Segment Start: Records to use

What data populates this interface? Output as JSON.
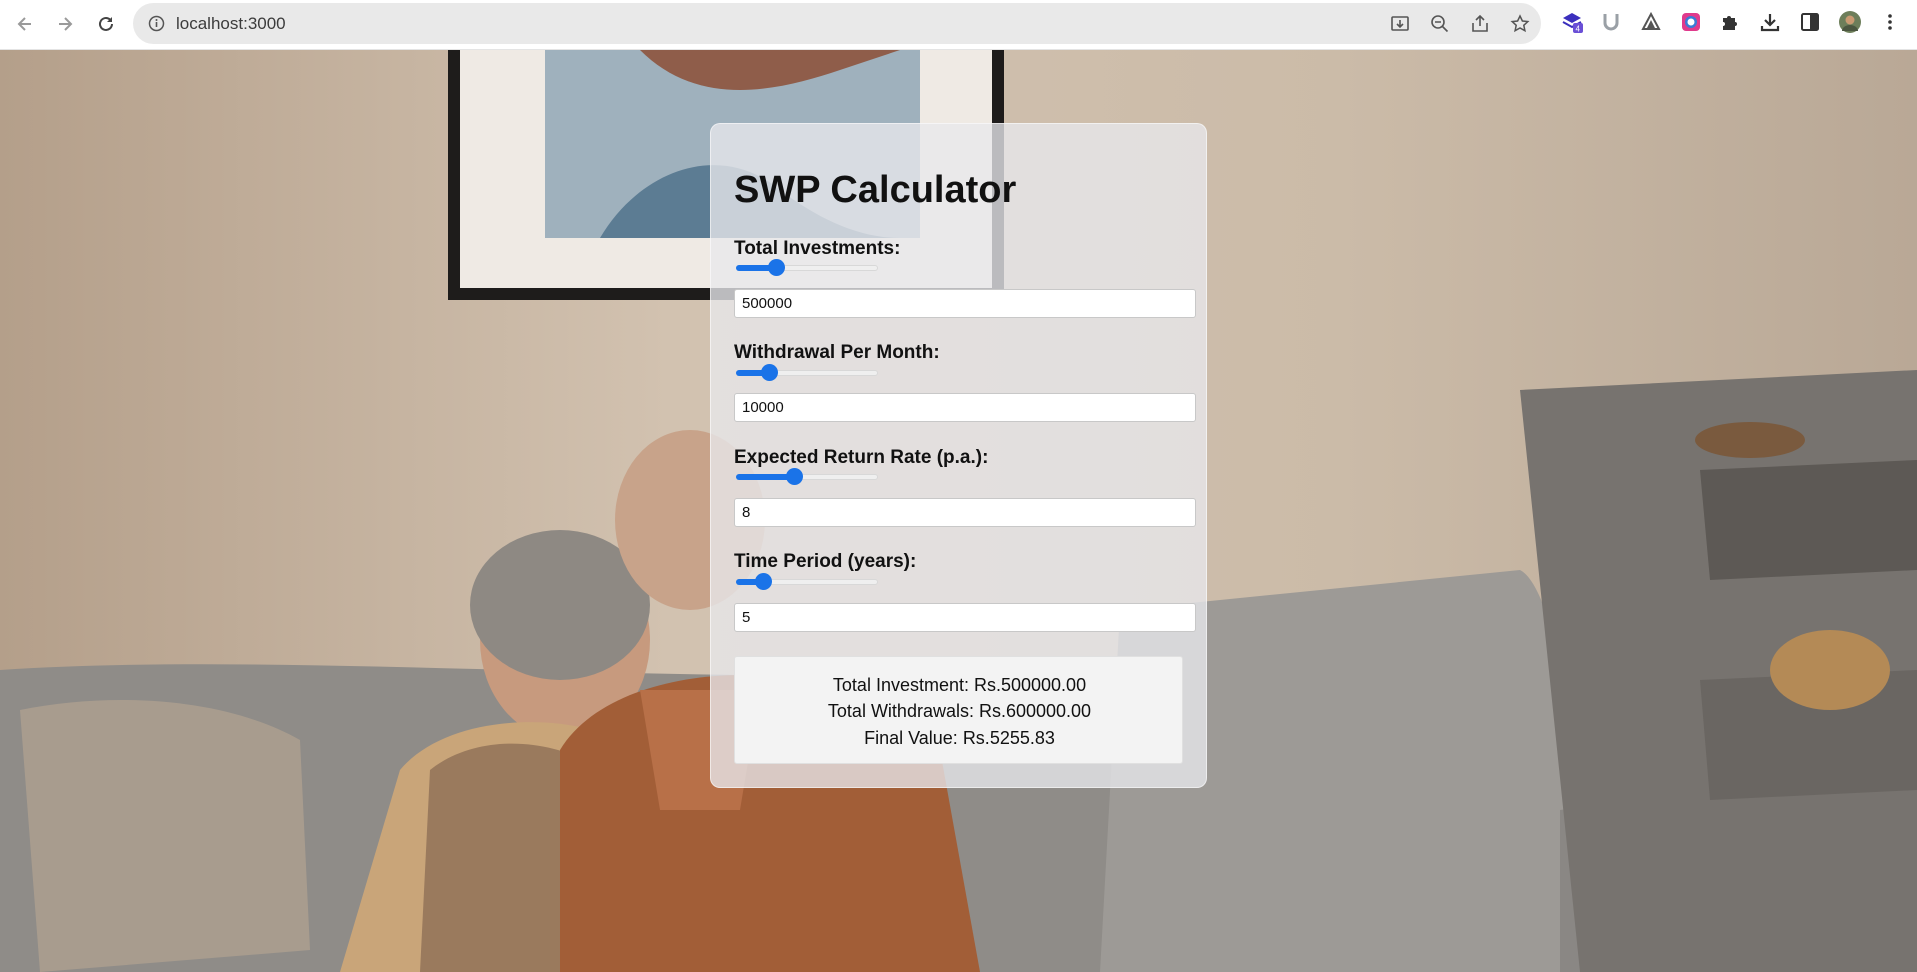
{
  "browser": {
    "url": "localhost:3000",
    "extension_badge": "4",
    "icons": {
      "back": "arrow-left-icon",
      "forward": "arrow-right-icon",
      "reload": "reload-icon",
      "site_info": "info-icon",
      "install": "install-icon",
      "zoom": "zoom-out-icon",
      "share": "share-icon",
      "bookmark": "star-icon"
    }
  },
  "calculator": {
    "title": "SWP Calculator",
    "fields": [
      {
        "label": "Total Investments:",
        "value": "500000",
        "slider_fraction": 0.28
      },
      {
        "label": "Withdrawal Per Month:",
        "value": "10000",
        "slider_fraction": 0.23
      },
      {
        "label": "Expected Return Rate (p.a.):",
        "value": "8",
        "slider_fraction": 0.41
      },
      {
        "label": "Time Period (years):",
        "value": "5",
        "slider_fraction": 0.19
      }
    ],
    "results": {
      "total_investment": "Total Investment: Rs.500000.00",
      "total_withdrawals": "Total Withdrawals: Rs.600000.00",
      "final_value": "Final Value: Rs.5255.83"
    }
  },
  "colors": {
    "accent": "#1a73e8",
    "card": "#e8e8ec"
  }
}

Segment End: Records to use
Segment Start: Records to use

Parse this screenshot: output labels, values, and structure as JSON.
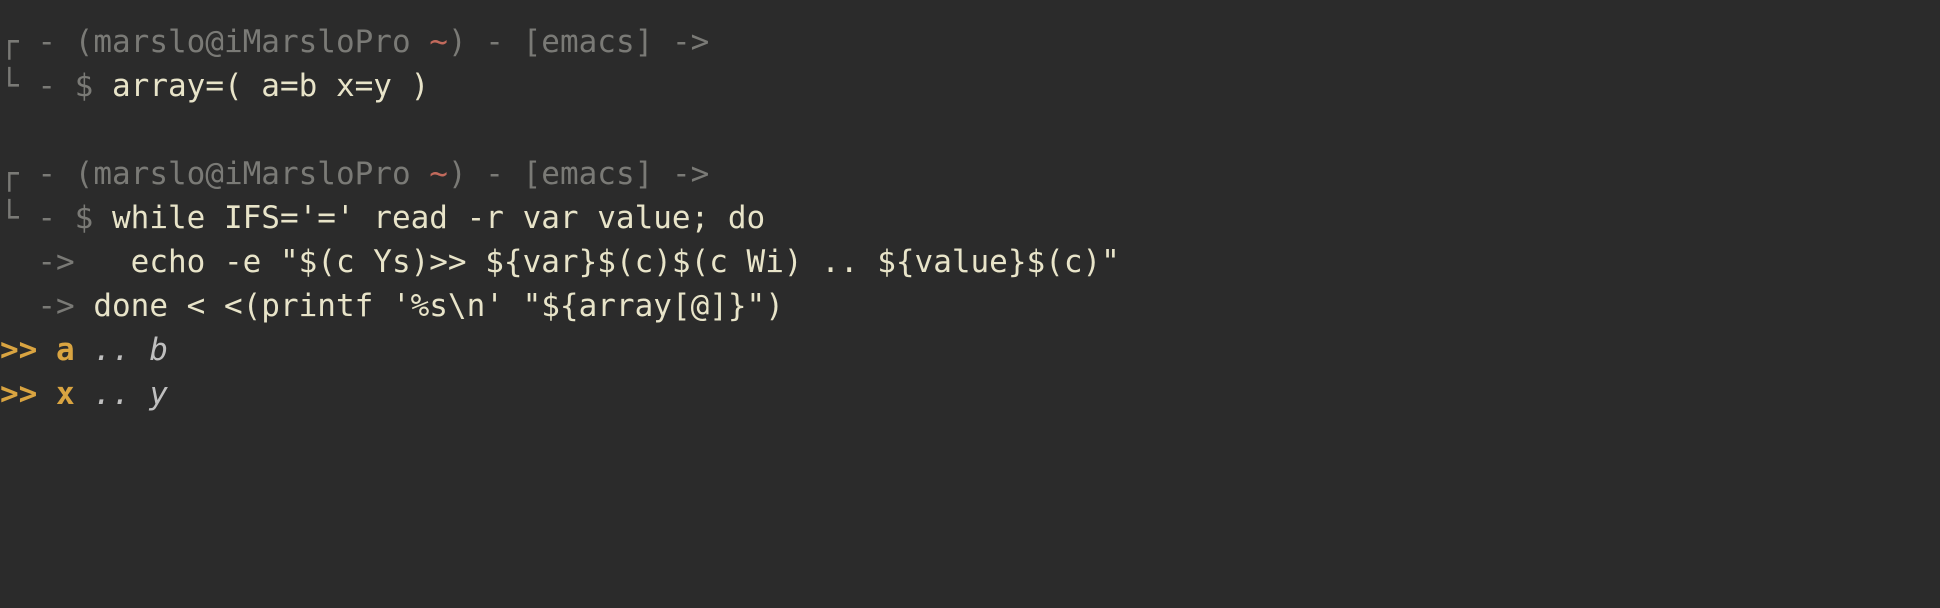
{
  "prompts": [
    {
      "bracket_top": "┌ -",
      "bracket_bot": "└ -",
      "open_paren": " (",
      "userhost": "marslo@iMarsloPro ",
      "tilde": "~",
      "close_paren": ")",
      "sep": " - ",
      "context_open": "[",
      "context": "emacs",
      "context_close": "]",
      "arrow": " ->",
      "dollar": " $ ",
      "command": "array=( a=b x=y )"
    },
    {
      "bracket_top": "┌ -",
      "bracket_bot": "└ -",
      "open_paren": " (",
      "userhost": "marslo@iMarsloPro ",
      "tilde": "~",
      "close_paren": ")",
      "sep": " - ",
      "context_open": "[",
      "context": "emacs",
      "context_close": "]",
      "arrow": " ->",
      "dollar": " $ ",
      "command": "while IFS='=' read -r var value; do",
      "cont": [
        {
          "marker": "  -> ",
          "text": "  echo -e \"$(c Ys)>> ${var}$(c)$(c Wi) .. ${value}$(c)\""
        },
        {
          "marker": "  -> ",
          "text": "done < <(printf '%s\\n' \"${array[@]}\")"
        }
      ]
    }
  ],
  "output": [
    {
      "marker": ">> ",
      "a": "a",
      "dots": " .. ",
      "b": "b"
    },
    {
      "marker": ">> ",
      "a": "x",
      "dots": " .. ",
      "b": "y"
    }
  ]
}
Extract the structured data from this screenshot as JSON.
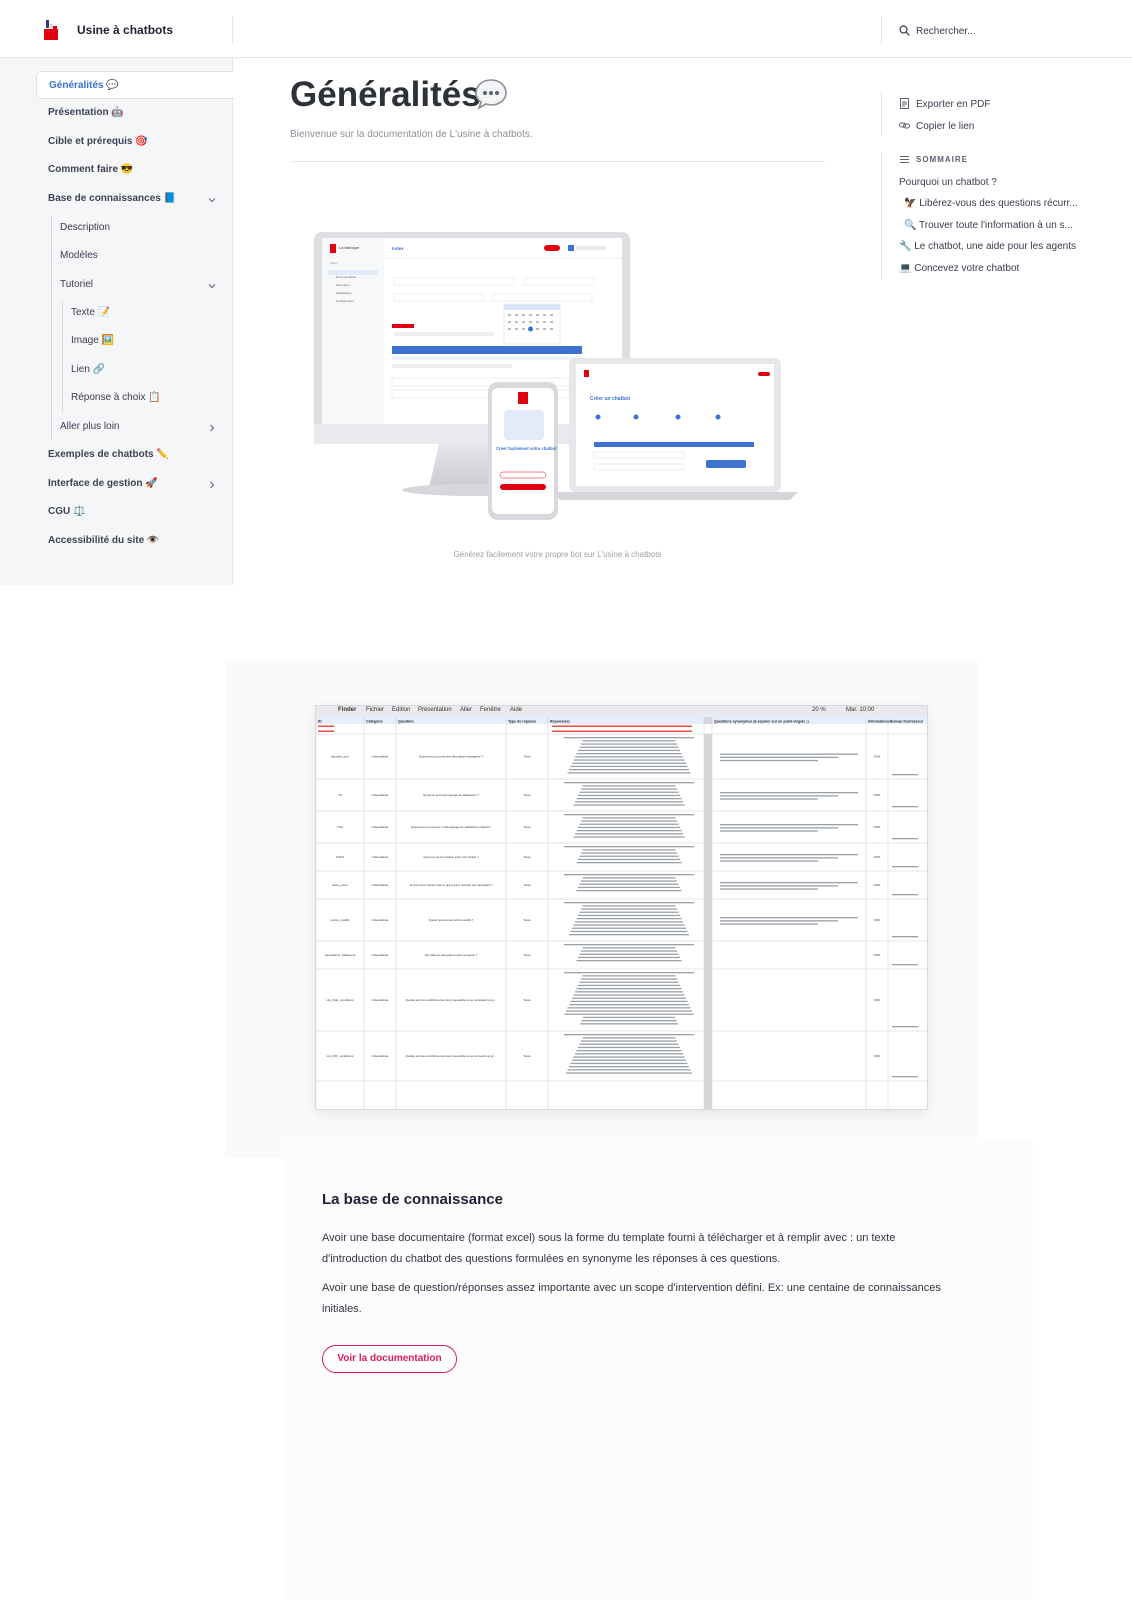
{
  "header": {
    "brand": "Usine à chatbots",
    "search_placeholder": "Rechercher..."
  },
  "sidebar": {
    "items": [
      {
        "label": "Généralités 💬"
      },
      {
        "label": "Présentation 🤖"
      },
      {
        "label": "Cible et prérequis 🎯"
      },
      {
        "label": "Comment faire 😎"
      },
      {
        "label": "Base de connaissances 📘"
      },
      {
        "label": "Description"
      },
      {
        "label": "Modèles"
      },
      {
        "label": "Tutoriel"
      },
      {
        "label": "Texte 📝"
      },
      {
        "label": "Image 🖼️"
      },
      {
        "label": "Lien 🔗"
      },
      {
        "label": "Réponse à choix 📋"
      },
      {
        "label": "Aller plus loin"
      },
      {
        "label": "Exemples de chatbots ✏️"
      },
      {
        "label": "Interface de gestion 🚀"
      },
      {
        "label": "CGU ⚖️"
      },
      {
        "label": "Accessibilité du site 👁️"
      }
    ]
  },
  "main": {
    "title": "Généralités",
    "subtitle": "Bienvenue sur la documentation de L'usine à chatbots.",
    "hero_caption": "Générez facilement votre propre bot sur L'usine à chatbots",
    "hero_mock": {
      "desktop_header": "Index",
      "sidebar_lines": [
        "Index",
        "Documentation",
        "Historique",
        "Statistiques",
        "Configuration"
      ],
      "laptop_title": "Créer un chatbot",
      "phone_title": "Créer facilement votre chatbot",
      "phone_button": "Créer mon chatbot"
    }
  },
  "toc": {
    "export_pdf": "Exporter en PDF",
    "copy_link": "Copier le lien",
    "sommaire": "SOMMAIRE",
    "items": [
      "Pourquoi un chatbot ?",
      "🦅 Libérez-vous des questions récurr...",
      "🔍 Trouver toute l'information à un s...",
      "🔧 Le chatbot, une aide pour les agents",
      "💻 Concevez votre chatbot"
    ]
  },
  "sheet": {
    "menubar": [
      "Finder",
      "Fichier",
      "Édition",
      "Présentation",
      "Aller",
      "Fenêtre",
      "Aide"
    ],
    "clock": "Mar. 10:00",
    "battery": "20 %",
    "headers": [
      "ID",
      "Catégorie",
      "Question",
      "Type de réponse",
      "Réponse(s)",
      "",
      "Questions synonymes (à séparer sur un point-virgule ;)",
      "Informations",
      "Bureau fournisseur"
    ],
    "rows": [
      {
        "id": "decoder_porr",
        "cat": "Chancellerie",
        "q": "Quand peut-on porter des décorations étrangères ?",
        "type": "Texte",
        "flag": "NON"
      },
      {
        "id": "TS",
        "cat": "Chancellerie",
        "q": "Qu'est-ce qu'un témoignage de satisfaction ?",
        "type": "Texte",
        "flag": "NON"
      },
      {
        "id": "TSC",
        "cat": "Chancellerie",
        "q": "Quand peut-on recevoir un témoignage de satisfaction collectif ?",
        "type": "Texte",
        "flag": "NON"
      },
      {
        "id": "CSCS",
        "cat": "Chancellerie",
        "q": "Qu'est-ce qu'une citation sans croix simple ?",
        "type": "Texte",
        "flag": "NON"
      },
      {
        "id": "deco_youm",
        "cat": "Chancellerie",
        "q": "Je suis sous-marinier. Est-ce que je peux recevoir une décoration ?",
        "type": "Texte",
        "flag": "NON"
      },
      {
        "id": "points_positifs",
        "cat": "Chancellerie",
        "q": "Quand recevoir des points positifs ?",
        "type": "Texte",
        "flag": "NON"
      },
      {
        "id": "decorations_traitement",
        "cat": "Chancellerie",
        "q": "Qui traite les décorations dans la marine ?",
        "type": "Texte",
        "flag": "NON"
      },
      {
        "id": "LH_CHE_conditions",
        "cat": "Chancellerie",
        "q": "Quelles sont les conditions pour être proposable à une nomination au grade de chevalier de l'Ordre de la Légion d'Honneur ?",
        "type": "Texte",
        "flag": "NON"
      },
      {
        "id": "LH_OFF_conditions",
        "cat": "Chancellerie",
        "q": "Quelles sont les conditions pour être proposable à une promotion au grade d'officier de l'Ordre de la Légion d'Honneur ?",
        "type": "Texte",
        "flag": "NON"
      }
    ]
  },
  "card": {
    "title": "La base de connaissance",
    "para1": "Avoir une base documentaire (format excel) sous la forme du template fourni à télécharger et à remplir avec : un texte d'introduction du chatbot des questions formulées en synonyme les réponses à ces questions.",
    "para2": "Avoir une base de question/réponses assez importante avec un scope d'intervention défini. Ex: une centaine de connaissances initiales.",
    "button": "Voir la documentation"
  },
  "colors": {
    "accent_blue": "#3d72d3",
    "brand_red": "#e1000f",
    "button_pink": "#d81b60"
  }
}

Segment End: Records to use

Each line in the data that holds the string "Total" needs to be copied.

        "label": "Total Investments:",
      "total_investment": "Total Investment: Rs.500000.00",
      "total_withdrawals": "Total Withdrawals: Rs.600000.00",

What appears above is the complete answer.